A hilarious,yet deadly accurate portrayal of inept dysfunction in both school and show biz, this is an undiscovered gem waiting in the wings for its closeup. Protagonist Lenny is a wisecracking Long Islander who, upon moving to southern California, gives himself five years to succeed as a Hollywood writer. Thus the barrage of clever witty pop-culture based one liners; Lenny can't resist poking fun at members of the club he wants so desperately to join. But they won't let him in yet, so to pay the bills he puts his bachelor's degree to use and accepts a position as a substitute teacher.
One could imagine a filmed version of this story as a hybrid of "The Blackboard Jungle" and "Fast Times at Ridgemont High". And like those two classroom classics, "No One's Even Bleeding",is poignantly,richly, evocative of its own era, in this case, the second half of the Reagan-Bush eighties, a time when the cringe-inducing, hollow slogan of futility,"No Child Left Behind" virtually guaranteed that unprecedented numbers of young people would soon be forever left behind.
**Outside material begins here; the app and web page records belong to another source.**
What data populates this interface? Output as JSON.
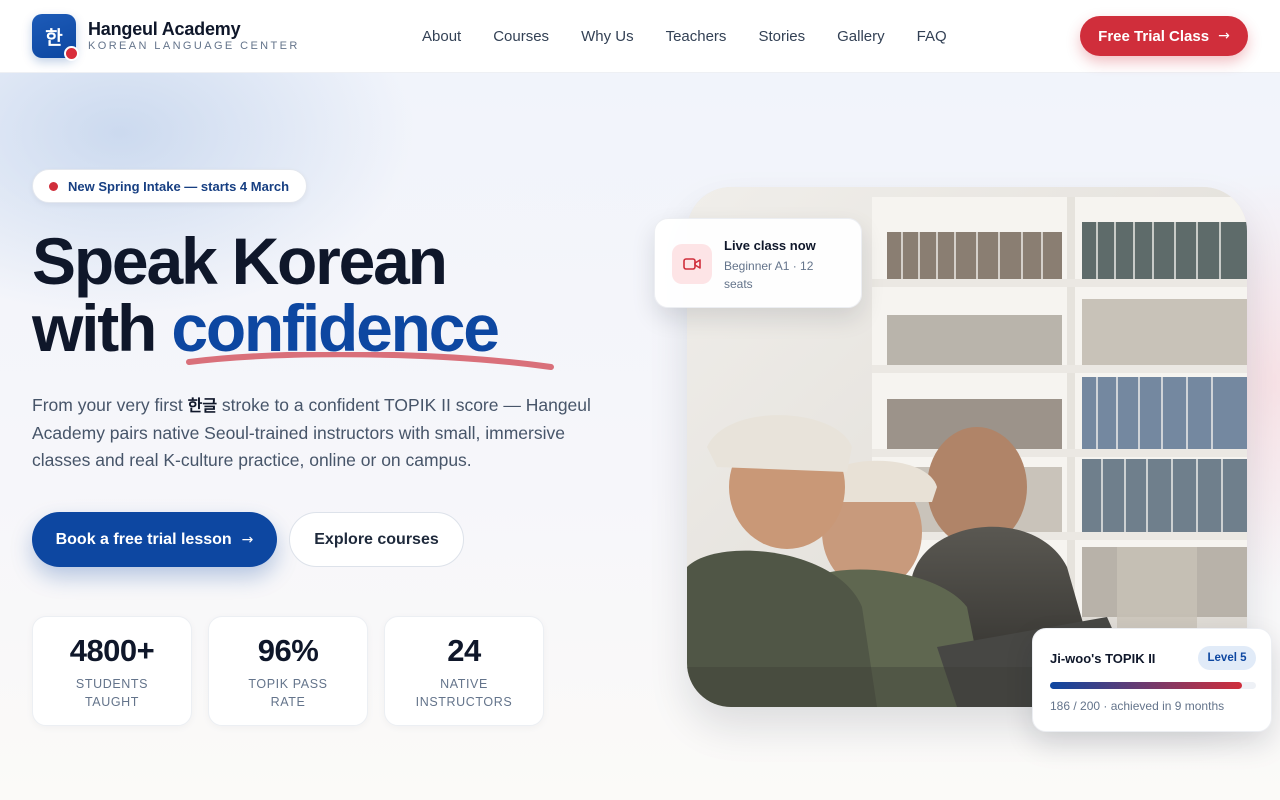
{
  "brand": {
    "logo_glyph": "한",
    "name": "Hangeul Academy",
    "tagline": "KOREAN LANGUAGE CENTER",
    "primary_color": "#0d47a1",
    "accent_color": "#d02e3b"
  },
  "nav": {
    "links": [
      "About",
      "Courses",
      "Why Us",
      "Teachers",
      "Stories",
      "Gallery",
      "FAQ"
    ],
    "cta_label": "Free Trial Class"
  },
  "hero": {
    "announcement": "New Spring Intake — starts 4 March",
    "heading_line1": "Speak Korean",
    "heading_line2_prefix": "with",
    "heading_line2_accent": "confidence",
    "lead_part1": "From your very first",
    "lead_hangul": "한글",
    "lead_part2": "stroke to a confident TOPIK II score — Hangeul Academy pairs native Seoul-trained instructors with small, immersive classes and real K-culture practice, online or on campus.",
    "primary_cta": "Book a free trial lesson",
    "secondary_cta": "Explore courses"
  },
  "stats": [
    {
      "value": "4800+",
      "label": "STUDENTS TAUGHT"
    },
    {
      "value": "96%",
      "label": "TOPIK PASS RATE"
    },
    {
      "value": "24",
      "label": "NATIVE INSTRUCTORS"
    }
  ],
  "live_card": {
    "icon": "video-camera-icon",
    "title": "Live class now",
    "subtitle": "Beginner A1 · 12 seats"
  },
  "progress_card": {
    "title": "Ji-woo's TOPIK II",
    "badge": "Level 5",
    "progress_fraction": 0.93,
    "caption": "186 / 200 · achieved in 9 months"
  }
}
With blunt,direct prose that is often reminiscent of Bukowski, but with a sense of humor that is rooted in self-deprecation rather than mean-spiritedness, Lenny chronicles the beginning of the irreversible deterioration of our public school system. The result is a brutal expose of the incredible hypocrisy, pettiness, vindictiveness, and waste that permeate the hierarchies of school districts everywhere. On the bright side, Lenny has come to the ironic realization that he has grown into a somewhat responsible adult;he's suddenly aware that he's a much better person than he ever thought he could be. Mark Twain gave Huck Finn a similar epiphany. But instead of lighting out for the territory, Lenny will stay where he is and watch the empire crumble from mhis perch behind the big desk.